Make No Bones About It …
In the 10th century BC, Samson killed a thousand Philistines with the jawbone of an ass. In 2017, we see millions of retail sales killed with the same weapon—the jawbone of an ass.
Consider every salesperson has two ears and one mouth and they’re meant to be used in that ratio. In other words, listen to the customer twice as much as you talk. Most retail salespeople talk four times more than they listen.
In today’s marketplace, any salesperson who only hands over the product a customer asked for is doomed. They aren’t salespeople, they’re clerks. They can be replaced by a website that will deliver the same or next day—or by one of the robot army waiting to invade the workplaces. The greatest value a salesperson brings today is building a potentially long-term relationship between each customer and your garden center.
Your salespeople must focus only on what that customer in front of them says. There’s no “one-size-fits-all” script. Each transaction is different. The successful listener generally doesn’t answer the customer’s first question, instead probing for more information to understand exactly what the customer is asking. Phrases like, “Okay,” “Wow!” “Tell me more”—or the most powerfully empathetic, “I understand!” tell the customer you’re listening to what they’re saying. The most compelling question you can ask is, “What else?”
While teaching a graduate seminar in marketing, my students and I learned a powerful lesson. A senior marketing executive from a major airline was in the class along with management from Intel and Hewlett-Packard. The airline exec mentioned she bought a new computer. The Intel and HP people excitedly asked what she bought. She blurted defensively, “I’ll tell you, but I don’t want any feedback! I went to big box stores and I went online only to be overwhelmed with technology I’ll never use. After visiting a Best Buy where I was totally bewildered by bits, bytes, RAM, DRAM and such, I flicked on the TV. The Home Shopping Network hostess said, ‘Open the box and you’ll see a red dot on the back of this computer. Find the cord with the red dot and connect the two red dots. Then the cord with the green dot goes into the slot with the green dot on the computer.’ Finally, someone understood what I needed!”
She said she bought the computer. It took five minutes to get it working. “I have Facebook and email. I can balance my checkbook, write reports, keep my recipes, all without more stress in my life. I don’t know the computer brand, but I think it runs Windows. I’m very happy because it does just what I want.” The tech execs were stunned. This contemporary executive didn’t want bells and whistles. She just wanted to get the job done. This was years ago, but her attitude is equally relevant in today’s time-compressed world.

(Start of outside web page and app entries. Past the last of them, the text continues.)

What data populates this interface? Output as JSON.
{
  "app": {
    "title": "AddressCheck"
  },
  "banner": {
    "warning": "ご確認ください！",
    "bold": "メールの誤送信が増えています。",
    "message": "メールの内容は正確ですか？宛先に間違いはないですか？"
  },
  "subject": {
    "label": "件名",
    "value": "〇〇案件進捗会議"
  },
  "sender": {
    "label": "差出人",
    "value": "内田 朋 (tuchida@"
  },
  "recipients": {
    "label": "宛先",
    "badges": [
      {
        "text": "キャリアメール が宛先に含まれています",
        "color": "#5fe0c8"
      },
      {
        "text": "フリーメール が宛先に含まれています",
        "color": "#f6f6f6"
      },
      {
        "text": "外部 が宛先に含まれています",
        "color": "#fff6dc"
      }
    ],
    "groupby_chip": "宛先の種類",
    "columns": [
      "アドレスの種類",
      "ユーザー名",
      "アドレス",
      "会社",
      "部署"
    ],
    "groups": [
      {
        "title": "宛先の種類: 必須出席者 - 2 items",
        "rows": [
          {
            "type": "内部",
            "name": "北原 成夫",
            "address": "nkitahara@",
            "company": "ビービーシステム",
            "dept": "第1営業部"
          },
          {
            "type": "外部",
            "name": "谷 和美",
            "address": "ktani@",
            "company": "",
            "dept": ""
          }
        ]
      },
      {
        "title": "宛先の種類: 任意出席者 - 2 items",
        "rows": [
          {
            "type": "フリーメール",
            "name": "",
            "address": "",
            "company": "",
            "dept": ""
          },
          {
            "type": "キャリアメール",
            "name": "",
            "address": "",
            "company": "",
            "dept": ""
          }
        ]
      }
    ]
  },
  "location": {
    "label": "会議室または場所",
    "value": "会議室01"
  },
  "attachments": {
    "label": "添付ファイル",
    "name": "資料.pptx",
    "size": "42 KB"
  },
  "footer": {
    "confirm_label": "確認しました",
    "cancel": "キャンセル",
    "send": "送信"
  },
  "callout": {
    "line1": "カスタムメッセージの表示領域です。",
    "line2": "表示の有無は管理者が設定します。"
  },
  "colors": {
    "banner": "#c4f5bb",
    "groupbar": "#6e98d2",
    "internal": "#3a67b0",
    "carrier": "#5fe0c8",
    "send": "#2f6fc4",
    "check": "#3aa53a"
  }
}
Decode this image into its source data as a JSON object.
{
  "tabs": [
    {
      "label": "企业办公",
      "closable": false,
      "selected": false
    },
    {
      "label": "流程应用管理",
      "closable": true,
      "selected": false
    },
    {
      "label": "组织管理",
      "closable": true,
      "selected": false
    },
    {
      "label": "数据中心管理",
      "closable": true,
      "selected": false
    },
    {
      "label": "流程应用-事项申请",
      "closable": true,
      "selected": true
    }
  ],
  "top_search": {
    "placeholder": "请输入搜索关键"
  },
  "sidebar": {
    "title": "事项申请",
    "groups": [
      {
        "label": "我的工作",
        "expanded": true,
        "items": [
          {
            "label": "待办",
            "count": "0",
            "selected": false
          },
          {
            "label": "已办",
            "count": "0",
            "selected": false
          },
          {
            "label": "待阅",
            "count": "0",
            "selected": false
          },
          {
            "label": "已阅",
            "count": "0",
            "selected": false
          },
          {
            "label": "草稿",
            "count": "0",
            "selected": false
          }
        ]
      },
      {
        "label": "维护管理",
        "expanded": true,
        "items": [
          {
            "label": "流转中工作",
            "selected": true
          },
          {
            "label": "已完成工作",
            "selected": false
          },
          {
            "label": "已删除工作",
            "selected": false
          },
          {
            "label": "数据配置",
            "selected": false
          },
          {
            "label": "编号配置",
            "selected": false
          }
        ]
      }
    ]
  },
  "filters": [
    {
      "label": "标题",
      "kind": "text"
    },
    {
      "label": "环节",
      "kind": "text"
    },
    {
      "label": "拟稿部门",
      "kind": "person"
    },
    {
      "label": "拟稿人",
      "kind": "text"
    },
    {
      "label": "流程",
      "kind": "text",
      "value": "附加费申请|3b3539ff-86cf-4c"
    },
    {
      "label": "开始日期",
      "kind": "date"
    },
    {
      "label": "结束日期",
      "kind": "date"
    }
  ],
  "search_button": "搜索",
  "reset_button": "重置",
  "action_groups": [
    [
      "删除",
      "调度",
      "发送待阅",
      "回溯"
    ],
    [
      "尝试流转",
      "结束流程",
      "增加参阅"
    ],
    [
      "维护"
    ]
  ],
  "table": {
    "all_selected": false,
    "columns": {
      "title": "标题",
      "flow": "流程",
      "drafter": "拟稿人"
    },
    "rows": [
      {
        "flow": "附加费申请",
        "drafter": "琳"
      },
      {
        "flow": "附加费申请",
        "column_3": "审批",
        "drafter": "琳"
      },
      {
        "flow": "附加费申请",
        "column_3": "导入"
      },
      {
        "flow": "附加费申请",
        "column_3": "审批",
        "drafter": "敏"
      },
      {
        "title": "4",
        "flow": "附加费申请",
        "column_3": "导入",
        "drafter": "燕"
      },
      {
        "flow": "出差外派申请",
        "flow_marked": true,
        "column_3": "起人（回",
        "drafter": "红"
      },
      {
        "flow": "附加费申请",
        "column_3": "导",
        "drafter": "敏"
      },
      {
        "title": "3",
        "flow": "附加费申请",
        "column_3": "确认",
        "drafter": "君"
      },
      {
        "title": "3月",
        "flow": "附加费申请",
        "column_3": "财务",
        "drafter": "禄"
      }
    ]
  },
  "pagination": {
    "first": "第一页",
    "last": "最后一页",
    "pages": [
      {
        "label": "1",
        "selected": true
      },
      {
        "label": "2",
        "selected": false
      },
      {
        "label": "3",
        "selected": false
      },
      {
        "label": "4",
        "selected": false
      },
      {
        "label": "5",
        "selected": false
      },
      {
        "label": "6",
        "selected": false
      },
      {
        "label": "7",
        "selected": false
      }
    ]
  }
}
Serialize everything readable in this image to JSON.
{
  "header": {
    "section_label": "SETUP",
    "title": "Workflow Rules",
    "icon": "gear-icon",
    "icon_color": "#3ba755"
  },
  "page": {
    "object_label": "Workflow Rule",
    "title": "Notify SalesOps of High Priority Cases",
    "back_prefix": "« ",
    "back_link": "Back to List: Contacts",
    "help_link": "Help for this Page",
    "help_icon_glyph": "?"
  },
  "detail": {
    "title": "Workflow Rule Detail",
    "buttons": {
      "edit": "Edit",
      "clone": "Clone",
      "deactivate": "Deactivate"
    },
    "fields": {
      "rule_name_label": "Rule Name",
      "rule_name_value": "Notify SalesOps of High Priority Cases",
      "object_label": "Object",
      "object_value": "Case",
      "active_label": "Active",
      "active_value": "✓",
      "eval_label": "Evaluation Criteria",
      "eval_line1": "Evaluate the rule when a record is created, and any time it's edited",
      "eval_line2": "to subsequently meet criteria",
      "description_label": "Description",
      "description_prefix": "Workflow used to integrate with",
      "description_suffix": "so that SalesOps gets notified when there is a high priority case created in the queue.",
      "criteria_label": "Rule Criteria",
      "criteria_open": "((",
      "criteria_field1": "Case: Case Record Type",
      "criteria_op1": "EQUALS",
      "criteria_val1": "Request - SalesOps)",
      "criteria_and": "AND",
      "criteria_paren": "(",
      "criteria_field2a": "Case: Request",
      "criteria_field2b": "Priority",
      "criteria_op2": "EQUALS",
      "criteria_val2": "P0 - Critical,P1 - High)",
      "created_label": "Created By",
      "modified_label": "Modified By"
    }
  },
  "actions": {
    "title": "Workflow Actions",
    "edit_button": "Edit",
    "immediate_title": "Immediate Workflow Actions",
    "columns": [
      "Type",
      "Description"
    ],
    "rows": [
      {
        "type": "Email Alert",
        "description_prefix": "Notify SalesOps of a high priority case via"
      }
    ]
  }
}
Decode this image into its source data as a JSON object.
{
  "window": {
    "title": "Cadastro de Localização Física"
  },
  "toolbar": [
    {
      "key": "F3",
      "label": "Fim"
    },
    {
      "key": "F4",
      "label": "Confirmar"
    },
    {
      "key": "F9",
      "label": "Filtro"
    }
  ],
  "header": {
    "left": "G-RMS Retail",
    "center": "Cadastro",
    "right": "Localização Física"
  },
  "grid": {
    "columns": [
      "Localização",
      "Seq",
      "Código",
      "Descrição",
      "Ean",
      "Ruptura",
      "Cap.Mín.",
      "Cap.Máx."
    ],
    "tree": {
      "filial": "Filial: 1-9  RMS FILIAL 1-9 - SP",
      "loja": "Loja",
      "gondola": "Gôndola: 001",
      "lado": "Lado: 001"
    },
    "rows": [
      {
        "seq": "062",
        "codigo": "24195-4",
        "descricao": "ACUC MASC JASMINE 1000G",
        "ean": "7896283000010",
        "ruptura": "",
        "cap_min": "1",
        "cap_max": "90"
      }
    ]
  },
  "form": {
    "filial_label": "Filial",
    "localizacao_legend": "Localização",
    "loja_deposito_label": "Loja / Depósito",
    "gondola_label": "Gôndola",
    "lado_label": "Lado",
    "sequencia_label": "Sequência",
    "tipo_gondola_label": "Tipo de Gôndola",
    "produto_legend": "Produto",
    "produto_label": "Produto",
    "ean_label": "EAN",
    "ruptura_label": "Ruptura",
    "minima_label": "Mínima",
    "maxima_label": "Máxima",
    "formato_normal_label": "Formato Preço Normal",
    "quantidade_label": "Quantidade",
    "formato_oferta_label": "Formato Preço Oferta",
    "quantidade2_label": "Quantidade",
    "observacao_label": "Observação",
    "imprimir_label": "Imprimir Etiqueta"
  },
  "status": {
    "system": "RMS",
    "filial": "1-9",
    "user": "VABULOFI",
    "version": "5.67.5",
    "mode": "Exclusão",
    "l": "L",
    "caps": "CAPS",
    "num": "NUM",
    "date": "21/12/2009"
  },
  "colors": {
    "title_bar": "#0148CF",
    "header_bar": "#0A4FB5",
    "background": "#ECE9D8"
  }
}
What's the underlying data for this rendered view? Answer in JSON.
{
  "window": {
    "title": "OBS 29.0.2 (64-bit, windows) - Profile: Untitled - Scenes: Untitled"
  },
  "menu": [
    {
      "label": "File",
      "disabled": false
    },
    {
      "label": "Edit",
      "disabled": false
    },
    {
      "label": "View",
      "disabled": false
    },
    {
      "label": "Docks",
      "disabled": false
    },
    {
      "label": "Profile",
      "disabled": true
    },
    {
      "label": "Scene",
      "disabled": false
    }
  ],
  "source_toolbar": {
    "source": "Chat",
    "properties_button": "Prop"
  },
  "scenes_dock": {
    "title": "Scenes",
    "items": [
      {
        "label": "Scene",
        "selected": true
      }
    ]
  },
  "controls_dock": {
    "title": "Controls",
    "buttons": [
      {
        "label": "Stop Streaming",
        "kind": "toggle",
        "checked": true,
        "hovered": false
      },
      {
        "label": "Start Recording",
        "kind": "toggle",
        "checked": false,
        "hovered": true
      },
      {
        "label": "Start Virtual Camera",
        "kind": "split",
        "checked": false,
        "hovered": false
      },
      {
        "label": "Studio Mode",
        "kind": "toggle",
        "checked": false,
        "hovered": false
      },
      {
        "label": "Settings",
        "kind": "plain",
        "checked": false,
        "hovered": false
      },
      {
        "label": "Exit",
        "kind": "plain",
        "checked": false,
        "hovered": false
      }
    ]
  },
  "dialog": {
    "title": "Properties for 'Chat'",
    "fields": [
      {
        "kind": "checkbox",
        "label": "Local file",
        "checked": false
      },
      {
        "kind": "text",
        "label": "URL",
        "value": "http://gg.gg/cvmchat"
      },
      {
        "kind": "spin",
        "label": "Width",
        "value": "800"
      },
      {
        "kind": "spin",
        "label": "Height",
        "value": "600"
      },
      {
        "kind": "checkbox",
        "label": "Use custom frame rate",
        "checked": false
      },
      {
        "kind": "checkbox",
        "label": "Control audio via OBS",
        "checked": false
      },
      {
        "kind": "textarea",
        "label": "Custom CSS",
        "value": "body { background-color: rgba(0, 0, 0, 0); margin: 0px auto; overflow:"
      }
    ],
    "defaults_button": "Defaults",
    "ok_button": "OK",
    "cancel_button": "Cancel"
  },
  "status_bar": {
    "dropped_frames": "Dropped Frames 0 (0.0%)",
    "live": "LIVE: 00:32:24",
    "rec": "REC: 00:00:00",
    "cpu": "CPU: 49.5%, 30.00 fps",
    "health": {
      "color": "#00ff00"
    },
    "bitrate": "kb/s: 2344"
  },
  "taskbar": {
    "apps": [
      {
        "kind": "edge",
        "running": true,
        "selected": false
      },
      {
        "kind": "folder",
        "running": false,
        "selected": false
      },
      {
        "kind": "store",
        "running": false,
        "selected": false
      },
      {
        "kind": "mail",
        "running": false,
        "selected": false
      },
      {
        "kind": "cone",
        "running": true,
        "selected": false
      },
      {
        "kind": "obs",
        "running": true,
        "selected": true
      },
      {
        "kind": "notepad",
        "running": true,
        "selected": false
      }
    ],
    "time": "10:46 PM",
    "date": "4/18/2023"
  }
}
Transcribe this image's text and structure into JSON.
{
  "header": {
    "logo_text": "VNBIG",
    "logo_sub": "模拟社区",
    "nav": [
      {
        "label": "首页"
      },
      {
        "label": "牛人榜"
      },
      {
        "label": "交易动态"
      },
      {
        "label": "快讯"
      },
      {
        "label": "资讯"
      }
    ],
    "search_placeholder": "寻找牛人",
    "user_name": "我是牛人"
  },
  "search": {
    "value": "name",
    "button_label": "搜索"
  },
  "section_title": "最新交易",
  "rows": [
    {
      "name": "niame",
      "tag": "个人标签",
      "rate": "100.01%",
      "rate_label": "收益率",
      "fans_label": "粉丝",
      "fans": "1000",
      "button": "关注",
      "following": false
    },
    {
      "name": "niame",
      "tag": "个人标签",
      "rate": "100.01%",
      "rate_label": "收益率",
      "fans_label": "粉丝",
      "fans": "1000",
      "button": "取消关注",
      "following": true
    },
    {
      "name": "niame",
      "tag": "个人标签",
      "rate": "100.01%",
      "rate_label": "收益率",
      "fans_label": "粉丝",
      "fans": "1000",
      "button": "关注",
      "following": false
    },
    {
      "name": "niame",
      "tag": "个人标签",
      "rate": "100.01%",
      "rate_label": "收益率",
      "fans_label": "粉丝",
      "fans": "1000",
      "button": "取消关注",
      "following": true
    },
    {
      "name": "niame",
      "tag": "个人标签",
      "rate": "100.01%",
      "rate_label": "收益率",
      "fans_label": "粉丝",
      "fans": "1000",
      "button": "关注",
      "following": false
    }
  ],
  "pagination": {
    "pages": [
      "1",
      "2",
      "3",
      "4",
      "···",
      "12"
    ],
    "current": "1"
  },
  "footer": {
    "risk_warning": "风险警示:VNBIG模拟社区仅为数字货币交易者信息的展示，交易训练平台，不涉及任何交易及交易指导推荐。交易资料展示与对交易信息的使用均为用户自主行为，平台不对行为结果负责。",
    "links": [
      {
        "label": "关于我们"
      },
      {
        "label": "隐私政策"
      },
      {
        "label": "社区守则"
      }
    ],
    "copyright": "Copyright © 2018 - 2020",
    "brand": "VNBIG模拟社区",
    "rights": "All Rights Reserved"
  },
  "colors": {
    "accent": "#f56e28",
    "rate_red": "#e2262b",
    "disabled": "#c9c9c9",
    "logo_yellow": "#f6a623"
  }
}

The process of asking the buyer questions ensures you know the end result your customer’s seeking, while training your sales staff to laser focus on what’s important. Customers don’t want to be overwhelmed with information that doesn’t directly impact their current project. As an employer, responsible for a reasonable payroll budget, you don’t want employees wasting time or scaring away customers by overwhelming them. Have them listen more and talk less and each salesperson could handle at least double the number of loyal customers. It’s worth conversations with your team about being responsive to customers’ specific needs and, before they open their mouth, deciding if their comments are relevant to this specific consumer.
You’ll find yourself with better customer service, stronger customer relationships, higher sales and more effective personnel. GP
Bill would love to hear from you with questions, comments or ideas for future columns. Please contact him at firstname.lastname@example.org or (609) 688-1169.